In September, attendees at ULI’s Housing Opportunity conference in New Orleans will be touring several mixed-income, mixed-use developments in Tremé, Gentilly, and mid-city neighborhoods that have been built in the post-Katrina years. What they will see are examples of building for resilience not just from an environmental standpoint, but in terms of improved livability, social equity, and economic vitality. Few could have envisioned these vibrant places in August 2005, when much of New Orleans looked like Houston in August 2017. Yet, they are built and they are thriving—places that demonstrate the value of reimagining and building for the future, rather than simply re-creating the past. This type of future-focused development is a trend that will make cities stronger and better able to withstand not just natural disasters, but other types of disruptors, too.

ULI has long promoted development practices that save energy, land, and other natural resources—practices that promote resilient communities. Our work in this area is supported by our Center for Sustainability and Economic Performance, with programs focused on improving building performance, energy conservation, urban resilience, and healthy communities. Each of these programs is helping ULI members lead the future of resilient development—and resilient development is the future of urban development.

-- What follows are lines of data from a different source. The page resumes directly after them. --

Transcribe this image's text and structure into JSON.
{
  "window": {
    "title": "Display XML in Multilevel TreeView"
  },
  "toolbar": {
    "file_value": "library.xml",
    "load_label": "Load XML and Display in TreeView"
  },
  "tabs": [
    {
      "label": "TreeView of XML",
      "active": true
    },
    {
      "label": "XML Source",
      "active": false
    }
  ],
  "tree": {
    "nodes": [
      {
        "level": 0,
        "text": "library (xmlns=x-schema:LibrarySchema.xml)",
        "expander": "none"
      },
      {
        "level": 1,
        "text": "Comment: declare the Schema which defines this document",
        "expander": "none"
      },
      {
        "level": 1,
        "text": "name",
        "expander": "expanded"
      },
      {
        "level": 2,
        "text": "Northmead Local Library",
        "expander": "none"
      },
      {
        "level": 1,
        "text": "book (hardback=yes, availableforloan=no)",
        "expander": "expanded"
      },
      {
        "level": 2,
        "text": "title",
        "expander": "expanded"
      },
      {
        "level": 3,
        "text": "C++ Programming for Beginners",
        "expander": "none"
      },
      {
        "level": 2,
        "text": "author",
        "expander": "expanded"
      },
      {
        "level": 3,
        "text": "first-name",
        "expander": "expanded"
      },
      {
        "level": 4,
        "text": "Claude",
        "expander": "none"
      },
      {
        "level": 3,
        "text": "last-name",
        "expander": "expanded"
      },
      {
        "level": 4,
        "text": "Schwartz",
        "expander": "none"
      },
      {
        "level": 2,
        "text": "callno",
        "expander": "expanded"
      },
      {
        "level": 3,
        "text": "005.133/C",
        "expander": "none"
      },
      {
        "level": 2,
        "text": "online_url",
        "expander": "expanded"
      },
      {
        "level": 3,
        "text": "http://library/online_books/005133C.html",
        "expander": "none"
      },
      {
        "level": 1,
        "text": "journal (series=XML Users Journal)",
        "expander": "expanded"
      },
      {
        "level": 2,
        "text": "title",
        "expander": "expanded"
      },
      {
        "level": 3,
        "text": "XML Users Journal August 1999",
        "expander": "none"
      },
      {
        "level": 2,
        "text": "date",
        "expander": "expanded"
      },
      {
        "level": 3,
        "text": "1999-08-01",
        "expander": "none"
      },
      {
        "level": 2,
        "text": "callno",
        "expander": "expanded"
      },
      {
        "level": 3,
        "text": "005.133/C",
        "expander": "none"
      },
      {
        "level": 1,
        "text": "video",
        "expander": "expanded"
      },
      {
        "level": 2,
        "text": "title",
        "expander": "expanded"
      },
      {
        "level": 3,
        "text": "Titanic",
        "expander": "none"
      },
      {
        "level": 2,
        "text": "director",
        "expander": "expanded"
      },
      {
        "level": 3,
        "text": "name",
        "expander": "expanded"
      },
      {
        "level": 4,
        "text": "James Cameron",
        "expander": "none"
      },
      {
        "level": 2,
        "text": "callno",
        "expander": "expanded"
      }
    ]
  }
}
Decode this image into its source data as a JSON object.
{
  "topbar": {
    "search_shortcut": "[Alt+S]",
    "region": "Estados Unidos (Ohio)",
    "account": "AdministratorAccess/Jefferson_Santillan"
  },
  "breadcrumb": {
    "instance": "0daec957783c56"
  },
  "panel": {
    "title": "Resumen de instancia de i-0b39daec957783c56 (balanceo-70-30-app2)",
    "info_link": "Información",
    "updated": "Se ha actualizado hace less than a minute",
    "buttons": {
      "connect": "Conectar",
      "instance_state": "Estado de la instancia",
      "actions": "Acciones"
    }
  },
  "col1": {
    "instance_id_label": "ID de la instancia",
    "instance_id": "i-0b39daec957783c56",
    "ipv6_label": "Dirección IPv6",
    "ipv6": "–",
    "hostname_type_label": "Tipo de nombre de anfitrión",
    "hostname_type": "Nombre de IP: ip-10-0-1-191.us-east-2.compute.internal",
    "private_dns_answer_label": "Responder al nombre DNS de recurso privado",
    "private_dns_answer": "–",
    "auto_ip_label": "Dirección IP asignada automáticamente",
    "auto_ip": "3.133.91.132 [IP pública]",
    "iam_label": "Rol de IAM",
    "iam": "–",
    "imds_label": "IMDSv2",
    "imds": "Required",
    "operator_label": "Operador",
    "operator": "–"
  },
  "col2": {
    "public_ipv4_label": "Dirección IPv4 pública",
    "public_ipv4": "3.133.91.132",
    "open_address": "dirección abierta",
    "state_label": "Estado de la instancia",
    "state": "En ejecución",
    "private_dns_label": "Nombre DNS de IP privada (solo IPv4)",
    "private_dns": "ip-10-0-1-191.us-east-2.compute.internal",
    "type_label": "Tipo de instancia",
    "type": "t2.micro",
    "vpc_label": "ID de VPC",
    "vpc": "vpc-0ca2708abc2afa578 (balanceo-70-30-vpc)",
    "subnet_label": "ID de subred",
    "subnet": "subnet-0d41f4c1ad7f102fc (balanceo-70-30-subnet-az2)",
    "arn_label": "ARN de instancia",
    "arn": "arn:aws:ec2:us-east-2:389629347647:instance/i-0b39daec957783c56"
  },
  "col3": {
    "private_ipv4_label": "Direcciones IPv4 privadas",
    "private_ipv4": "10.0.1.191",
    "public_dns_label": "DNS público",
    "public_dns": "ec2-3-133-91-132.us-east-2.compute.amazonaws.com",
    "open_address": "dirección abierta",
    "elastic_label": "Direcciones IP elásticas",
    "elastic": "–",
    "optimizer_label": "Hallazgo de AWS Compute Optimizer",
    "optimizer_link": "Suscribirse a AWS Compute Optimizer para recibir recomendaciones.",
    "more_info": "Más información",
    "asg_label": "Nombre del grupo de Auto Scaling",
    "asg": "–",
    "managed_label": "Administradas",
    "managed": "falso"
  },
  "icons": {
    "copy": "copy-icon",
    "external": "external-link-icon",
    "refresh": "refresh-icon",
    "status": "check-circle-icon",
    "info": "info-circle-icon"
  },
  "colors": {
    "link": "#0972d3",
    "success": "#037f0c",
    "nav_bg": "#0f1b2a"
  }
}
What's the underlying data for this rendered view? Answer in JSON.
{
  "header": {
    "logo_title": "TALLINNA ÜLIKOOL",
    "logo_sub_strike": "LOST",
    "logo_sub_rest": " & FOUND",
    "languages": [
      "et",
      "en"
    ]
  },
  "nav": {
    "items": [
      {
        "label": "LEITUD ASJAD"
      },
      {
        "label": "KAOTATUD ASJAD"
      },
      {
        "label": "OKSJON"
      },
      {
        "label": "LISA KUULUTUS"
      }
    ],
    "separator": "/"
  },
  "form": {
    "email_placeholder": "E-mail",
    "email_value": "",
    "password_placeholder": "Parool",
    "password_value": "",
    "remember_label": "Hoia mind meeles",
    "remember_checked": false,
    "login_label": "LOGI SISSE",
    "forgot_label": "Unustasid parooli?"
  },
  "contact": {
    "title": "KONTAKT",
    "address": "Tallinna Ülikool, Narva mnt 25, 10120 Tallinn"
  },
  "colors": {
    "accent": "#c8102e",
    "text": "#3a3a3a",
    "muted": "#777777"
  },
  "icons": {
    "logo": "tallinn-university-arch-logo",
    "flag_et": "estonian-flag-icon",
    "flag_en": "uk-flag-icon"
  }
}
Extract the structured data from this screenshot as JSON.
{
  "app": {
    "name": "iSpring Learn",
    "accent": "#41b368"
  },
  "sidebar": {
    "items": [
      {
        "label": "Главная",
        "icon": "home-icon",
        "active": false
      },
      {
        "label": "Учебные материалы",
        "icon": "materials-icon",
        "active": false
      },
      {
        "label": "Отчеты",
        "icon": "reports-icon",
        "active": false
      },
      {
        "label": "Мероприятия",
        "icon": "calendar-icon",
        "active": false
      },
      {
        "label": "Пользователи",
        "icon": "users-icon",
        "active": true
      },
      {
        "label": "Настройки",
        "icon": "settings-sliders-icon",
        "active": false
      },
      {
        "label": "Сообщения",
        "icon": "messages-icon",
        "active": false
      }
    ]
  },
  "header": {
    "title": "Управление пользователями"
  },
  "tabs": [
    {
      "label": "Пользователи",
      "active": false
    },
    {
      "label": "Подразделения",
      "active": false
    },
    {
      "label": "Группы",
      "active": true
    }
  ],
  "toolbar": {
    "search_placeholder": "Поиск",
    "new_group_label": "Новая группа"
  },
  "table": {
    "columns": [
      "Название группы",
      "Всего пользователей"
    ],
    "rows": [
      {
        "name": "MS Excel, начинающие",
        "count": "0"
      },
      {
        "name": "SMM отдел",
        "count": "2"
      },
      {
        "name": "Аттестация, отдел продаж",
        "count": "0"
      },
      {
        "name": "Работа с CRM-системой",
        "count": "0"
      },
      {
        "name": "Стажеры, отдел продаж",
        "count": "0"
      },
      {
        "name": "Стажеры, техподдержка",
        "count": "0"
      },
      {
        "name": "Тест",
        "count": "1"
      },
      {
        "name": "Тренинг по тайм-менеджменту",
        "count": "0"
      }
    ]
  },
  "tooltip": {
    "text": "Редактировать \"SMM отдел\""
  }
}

Cities as different from each other as Duluth, Minnesota, and Manila, Philippines, are moving ahead in this regard, as are the 40,000-plus ULI members who are leading by example with development that serves as a solution, rather than an obstacle, to improving urban resilience.

The reality of climate change and its impacts are forces that will—sooner rather than later—result in the institutionalization of resilience as a 21st-century development practice. This could be considered as the one silver lining to Harvey as well as future crises. We live in an urbanized world. Development is inevitable, but bad development is not. We are strengthening our communities through what we build, how we build, and where we build.